Cash flow is a big contender, of course. But I often find myself in deep thought about how to use this company as a catalyst for the change I wish to see in the world.
I am entrepreneur because I am not capable of spending my time working to make others’ dreams come true.” (Tweet this.)
What is the best entrepreneurial advice you have received (and from whom)?
The Vice President of the Pacific NW region for Whole Foods Market, Bruce Silverman, once told me that I MUST identify with clear convictions the purpose of Heidi Ho. This higher purpose would become the GPS system for our company, guiding my decisions and illuminating the path forward.
What is your #1 piece of advice for a budding entrepreneur?
You have to love what you do with every cell of your being and have the willingness to risk all stability. I am entrepreneur because I am not capable of spending my time working to make others’ dreams come true. There are only a few existing companies I could see myself working for. I work for my dreams, and I carry the weight of them with me at all times.
What song best describes your entrepreneurial journey?
I would say that my song is an awesome 80’s hairband song called “Winds of Change” by the Scorpions. When I was eight years old, I was offered an opportunity to fundraise so that I could embark on a 110 mile back-backing journey through Yosemite National Park. I remember having one cassette tape and a Walkman and listening to this song on repeat during the adventure. It was the first time in my life that I realized I was capable of anything that I set my mind to. This song is about the history of our conflicts and learning from them. It touches on the end of WWII through the cold war, the spring of 1968 revolutions, the USSR, the Kosovo and Bosnia conflicts, the fall of communism, the Berlin wall coming down, and AIDS. The song is about listening to the winds of change and looking for opportunities for growth. To me, it is my anthem on my own journey to becoming an entrepreneur.
Imagine your venture becomes wildly successful. What does that look like?
A wildly successful Heidi Ho Organics creates opportunities for me to make the world a better place. It gives me the capital to be the change. It leaves the planet greener. It saves some farm animals. It provides healthy options for people everywhere. It is a launch pad to be able to do the philanthropic work that our local communities, our country, and our world need. It is the muse for my bigger picture.

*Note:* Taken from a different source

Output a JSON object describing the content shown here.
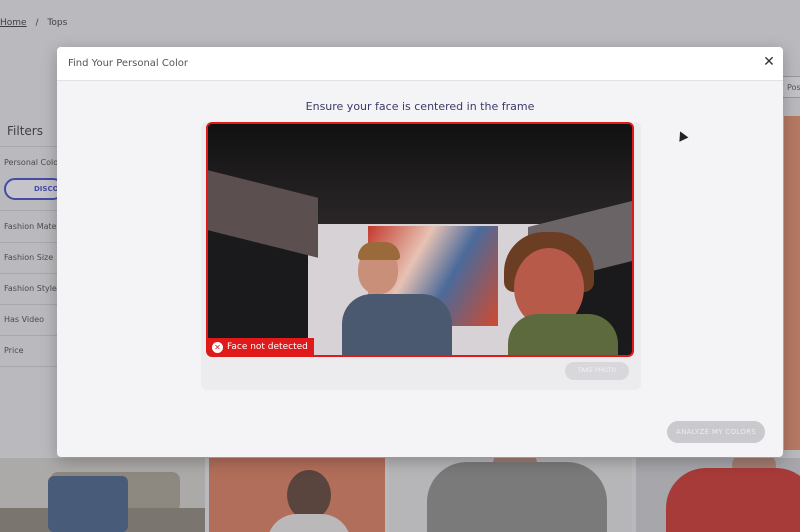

Can you describe your typical day?
A typical work day for me involves quite a bit of high-quality Portland coffee, a little exercise for self-preservation followed by 12-14 hours of meetings, production, phone calls, emails, research, numbers, strategy, planning, action, and more planning. All of that is complimented by my solid plant-based high energy diet… and Inka Corn (a crunchy salty roasted corn snack).
Our goal is to help keep Oregon money green.” (Tweet this.)
What’s your favorite local business and why?
Food Fight! Grocery. They are a bad-ass little vegan grocery store on SE 12th / Stark, and were the first store to carry our product line and show Heidi Ho some love.
As you think about the growth of Heidi Ho to date, what are you most thankful for?
I am most thankful for my partner, Lyssa. She has supported me, invested in me, and held my hand through the ups and downs. She is the bravest person I have ever known, teaching me the value of calculated risk-taking and insurmountable work ethic.
When you were a child, what did you want to be when you grew up?
As a younger child I wanted to be a marine biologist. Later I learned that involved science, so that dream fizzled. Then I wanted to be famous. I am not sure for what, but famous nonetheless. In high school I wanted to be a writer. I still do, and I will in time.
Do you think Oregon is a good place to start a business?
Oregon is a perfect place for any food company. Heidi Ho only tastes as good as the ingredients I use. Our hazelnuts come from Meridian Organics in Aurora, OR. Our organic veggies come from Spring Hill Organic Farm down in Albany, OR. We source as much as we can locally because of the Pacific NW quality. If we can’t source it direct, we find a local supplier to support and have them source it for us. Our goal is to help keep Oregon money green.